Ever since, Leach has been in a legal battle with the university for nearly 12 years now. His temporary restraining order fell short when he was fired and when he sued the school for wrongful termination, the Texas Supreme Court rejected his appeal in 2012 without an opinion. More recently, Wayne Dolcefino, who runs an investigative media consulting firm, has battled Texas Tech over public information record requests.
While it’s said that time heals all wounds and many in college athletics have forgotten about this case, it was brought back to the limelight in this year’s bowl season. After elevating the Washington State football program from 2013 to 2019 following his dismissal from Tech, Leach took a job in the SEC at Mississippi State. In his second season at the helm in Starkville, his Bulldogs accepted a bid to the AutoZone Liberty Bowl to play… the Texas Tech Red Raiders.
In his initial press conference following the news of the bowl matchup, Mike Leach addressed that he is still not happy with the officials at Texas Tech who made the decision to fire him with cause over a decade ago.
“In Lubbock, there were four bad apples that were determined to cheat me out of my salary,” Leach said. “We know about that. And the other four years on my contract. And then continued to hide the documents illegally.”
“I’ve been willing to settle this thing for a long time, but they don’t seem to be willing to,” Leach added. “I think that’s unfortunate. I think all the people there are great. Some of the leadership, at least when I was there, was very sleazy and slimy and dirty. I enjoy naming names on it too, which I might as well. They all know who they are. We should get this thing settled. They should pay me. And we should all celebrate achievements together. But that doesn’t seem to be what they have in mind.”
Going into Tuesday night’s Liberty Bowl, many thought that Leach would be extremely motivated to get some revenge on his former school. The Bulldogs were nearly double-digit favorites to beat the Red Raiders, but things didn't go as anticipated. Despite having an interim coaching staff, Texas Tech bludgeoned Leach’s squad to the tune of a 34-7 blowout. While Mississippi State had a few of their prominent players opt-out to prepare for the NFL Draft, it was still an embarrassing result for them as they finished the season at 7-6.

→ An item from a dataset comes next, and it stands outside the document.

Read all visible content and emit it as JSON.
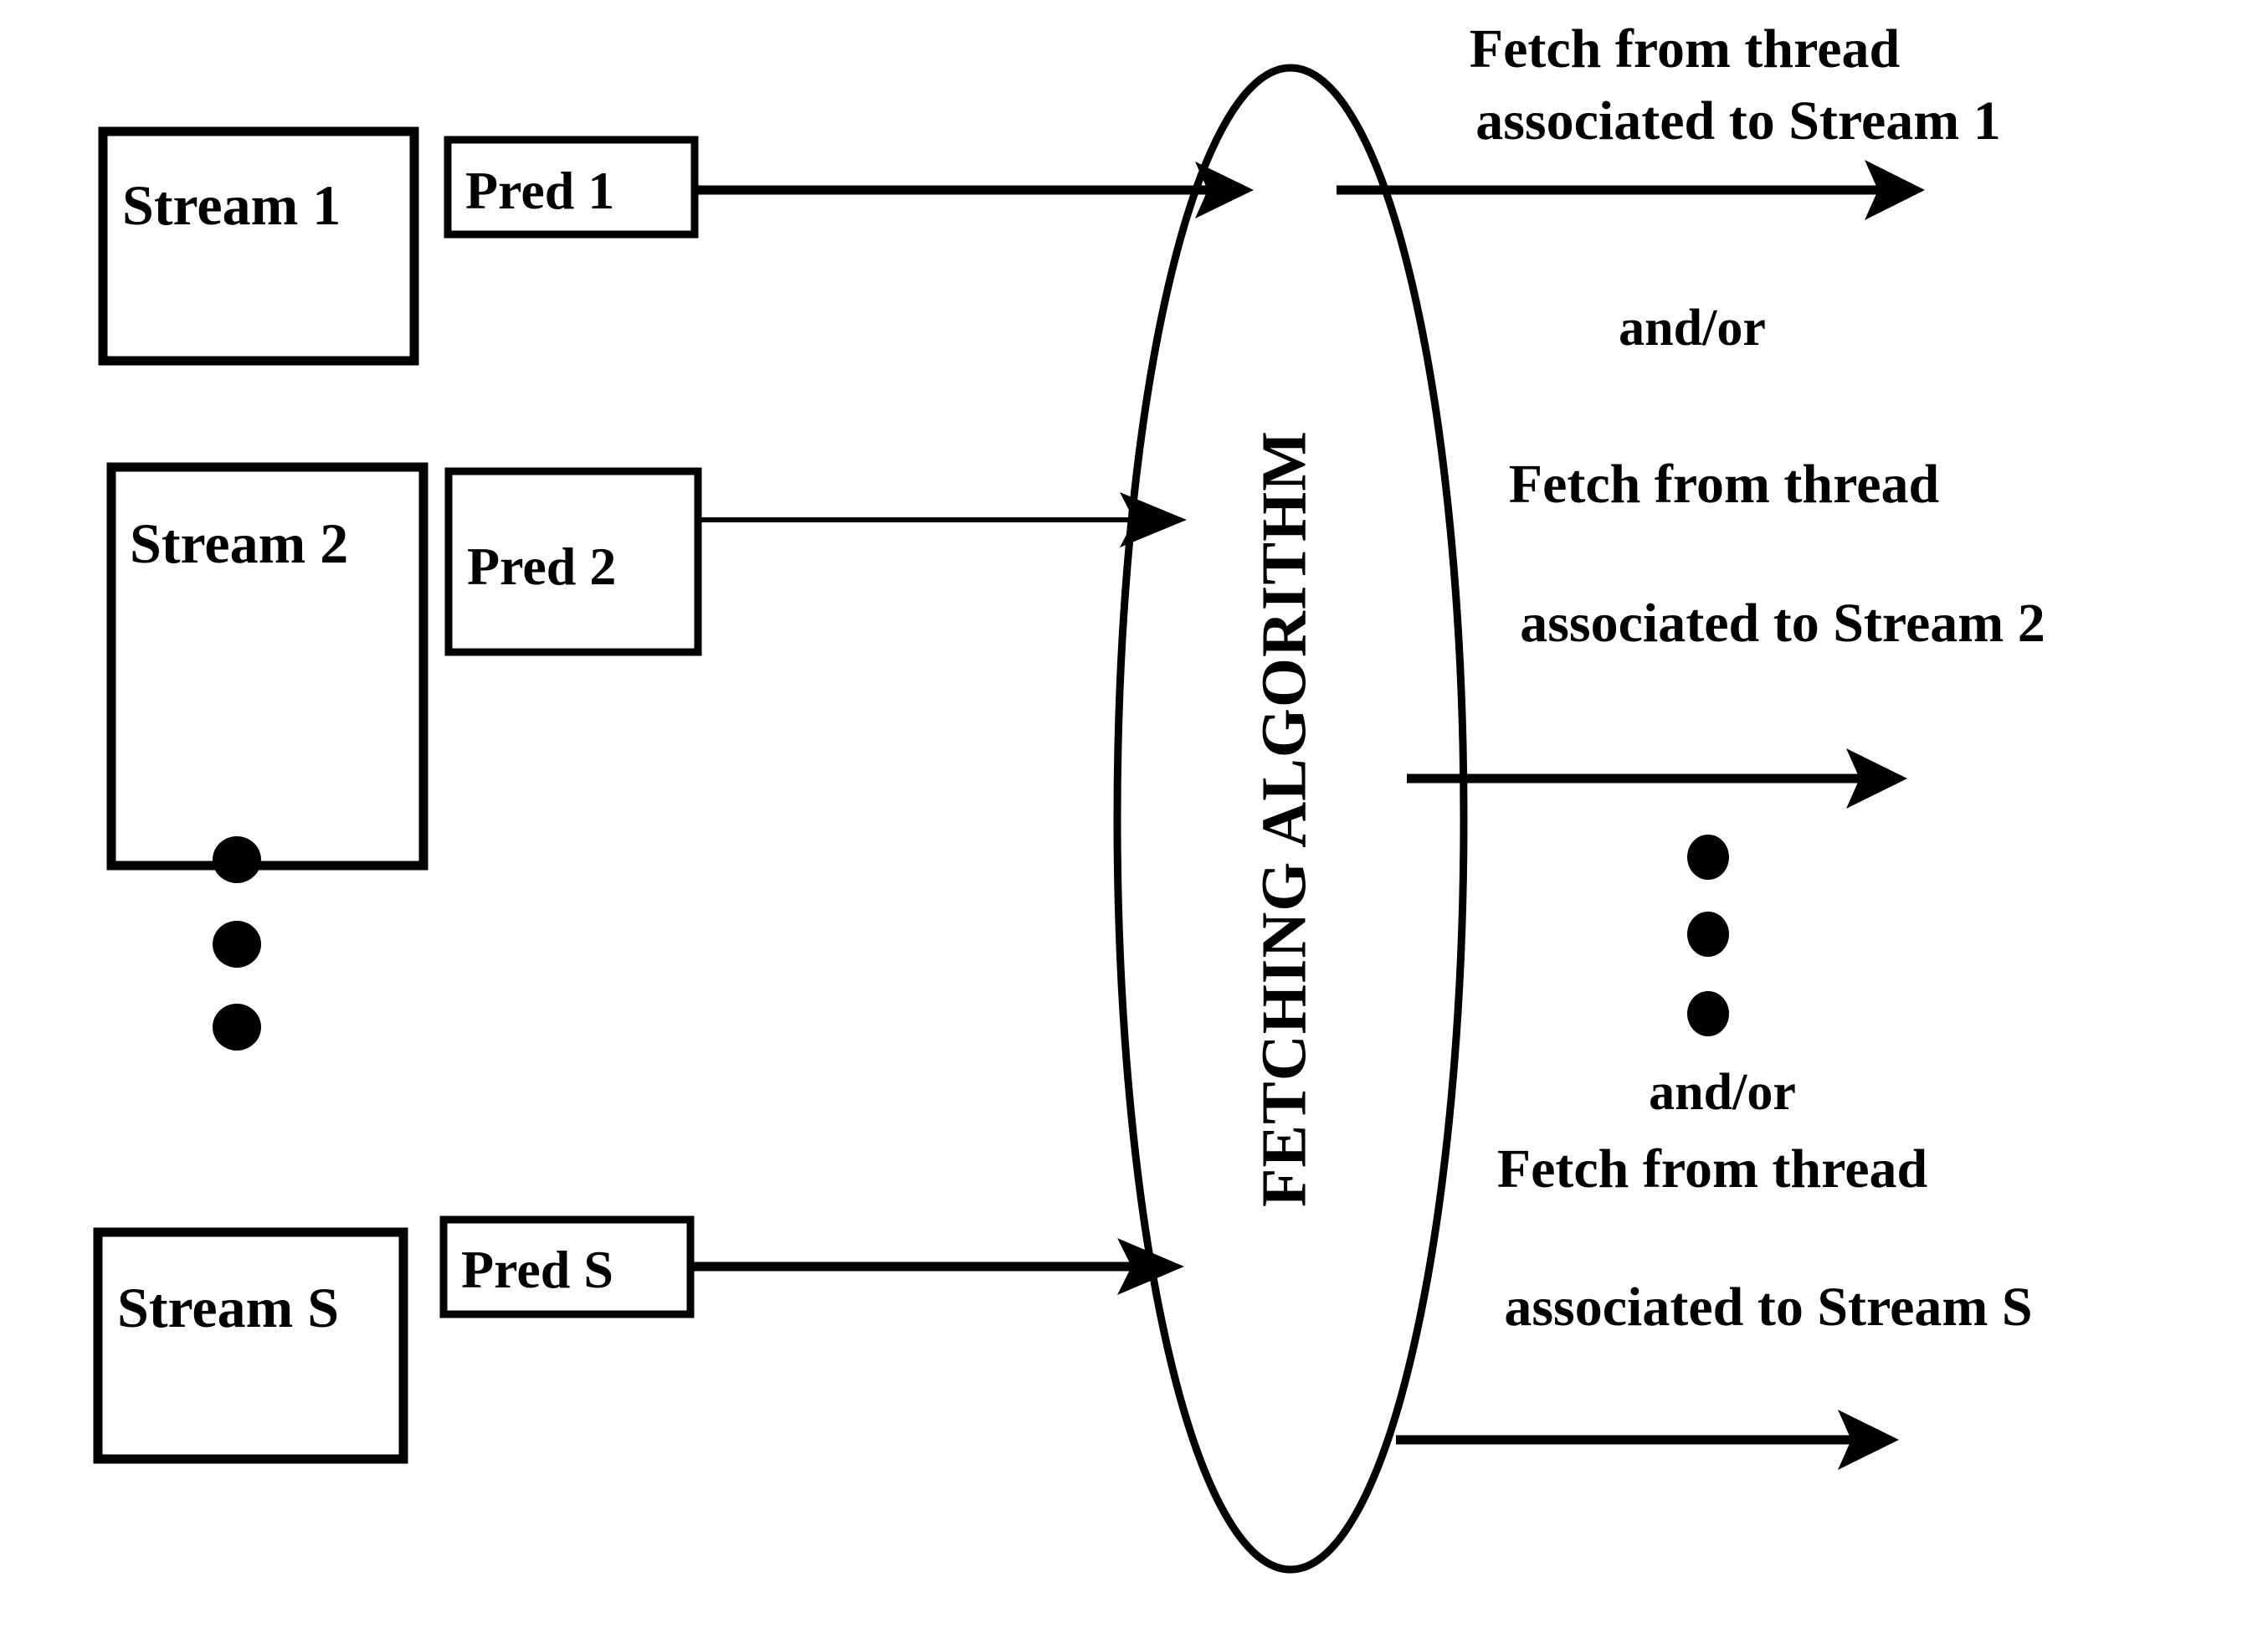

Now that the opportunity to beat Texas Tech on field is now off the table, Mike Leach will continue to try to get a more favorable outcome off of it. While he receives a healthy salary from Mississippi State, anyone who has any familiarity with Leach knows it’s well within his personality to focus on things many coaches don’t have the time of day for. The Jacksonville/Urban Meyer for cause/not for cause dilemma isn’t the only one ongoing in football currently. We’ll see if Leach can finally get what he believes he deserves.